Why! who makes much of a miracle?
As to me, I know of nothing else but miracles,
Whether I walk the streets of Manhattan,
Or dart my sight over the roofs of houses toward the sky,
Or wade with naked feet along the beach, just in the
edge of the water,
Or stand under trees in the woods,
Or talk by day with any one I love—or sleep in the
bed at night with any one I love,
Or sit at the table at dinner with my mother,
Or look at strangers opposite me riding in the car,
Or watch honey-bees busy around the hive, of a summer forenoon,
Or animals feeding in the fields,
Or birds—or the wonderfulness of insects in the air,
Or the wonderfulness of the sun-down—or of stars
shining so quiet and bright,
Or the exquisite, delicate, thin curve of the new-moon
Or whether I go among those I like best, and that
like me best—mechanics, boatmen, farmers,
Or among the savans—or to the soiree—or to the
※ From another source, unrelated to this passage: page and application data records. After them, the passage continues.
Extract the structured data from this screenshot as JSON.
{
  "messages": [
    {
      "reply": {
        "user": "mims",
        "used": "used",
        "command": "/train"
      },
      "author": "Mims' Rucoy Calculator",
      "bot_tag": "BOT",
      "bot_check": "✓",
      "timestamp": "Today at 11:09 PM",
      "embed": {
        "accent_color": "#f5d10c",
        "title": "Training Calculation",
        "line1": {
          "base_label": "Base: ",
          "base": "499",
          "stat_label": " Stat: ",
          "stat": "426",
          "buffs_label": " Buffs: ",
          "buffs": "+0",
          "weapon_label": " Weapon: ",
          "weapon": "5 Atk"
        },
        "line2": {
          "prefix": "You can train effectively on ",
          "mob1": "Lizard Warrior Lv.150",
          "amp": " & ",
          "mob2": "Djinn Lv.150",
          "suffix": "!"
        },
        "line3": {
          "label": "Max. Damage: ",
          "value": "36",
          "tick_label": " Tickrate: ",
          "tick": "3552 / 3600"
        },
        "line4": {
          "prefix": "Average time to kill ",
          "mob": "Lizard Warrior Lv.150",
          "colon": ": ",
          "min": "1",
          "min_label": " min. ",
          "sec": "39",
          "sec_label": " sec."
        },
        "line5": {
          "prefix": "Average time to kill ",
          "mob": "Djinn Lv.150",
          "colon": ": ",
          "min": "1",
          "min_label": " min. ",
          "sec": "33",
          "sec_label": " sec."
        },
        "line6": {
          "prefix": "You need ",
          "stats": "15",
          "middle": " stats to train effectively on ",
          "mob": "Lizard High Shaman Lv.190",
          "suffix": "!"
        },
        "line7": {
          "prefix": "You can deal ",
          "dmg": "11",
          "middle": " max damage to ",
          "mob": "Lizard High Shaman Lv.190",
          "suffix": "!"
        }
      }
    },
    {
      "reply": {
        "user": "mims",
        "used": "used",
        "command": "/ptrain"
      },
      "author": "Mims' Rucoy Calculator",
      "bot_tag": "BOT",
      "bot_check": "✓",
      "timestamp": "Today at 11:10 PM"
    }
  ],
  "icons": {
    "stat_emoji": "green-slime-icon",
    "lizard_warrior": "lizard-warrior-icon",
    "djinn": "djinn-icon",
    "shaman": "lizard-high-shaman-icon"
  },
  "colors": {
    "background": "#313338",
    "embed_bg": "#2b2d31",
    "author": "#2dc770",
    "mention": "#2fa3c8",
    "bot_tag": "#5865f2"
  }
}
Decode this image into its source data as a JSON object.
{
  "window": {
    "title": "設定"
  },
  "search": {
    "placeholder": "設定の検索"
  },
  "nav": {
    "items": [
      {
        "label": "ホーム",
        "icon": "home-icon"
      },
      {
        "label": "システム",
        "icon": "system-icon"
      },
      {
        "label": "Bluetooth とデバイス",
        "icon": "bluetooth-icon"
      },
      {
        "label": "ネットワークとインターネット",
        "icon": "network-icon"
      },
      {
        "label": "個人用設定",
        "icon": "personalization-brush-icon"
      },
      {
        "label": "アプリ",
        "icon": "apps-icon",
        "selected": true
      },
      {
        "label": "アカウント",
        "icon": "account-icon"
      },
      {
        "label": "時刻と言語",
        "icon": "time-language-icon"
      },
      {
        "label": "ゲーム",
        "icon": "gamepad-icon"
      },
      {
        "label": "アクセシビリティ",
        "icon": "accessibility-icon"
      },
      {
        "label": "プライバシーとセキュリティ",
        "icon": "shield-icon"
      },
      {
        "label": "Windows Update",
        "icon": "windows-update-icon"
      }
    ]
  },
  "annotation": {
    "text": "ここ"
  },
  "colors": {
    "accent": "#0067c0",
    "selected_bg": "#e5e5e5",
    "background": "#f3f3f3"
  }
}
Or stand a long while looking at the movements of
Or behold children at their sports,
Or the admirable sight of the perfect old man, or the
perfect old woman,
Or the sick in hospitals, or the dead carried to burial,
Or my own eyes and figure in the glass;
These, with the rest, one and all, are to me miracles,
The whole referring—yet each distinct and in its
To me, every hour of the light and dark is a
Every inch of space is a miracle,
Every square yard of the surface of the earth is spread
with the same,
Every cubic foot of the interior swarms with the same;
Every spear of grass—the frames, limbs, organs, of
men and women, and all that concerns them,
All these to me are unspeakably perfect miracles.
To me the sea is a continual miracle;
The fishes that swim—the rocks—the motion of the
waves—the ships, with men in them,
What stranger miracles are there?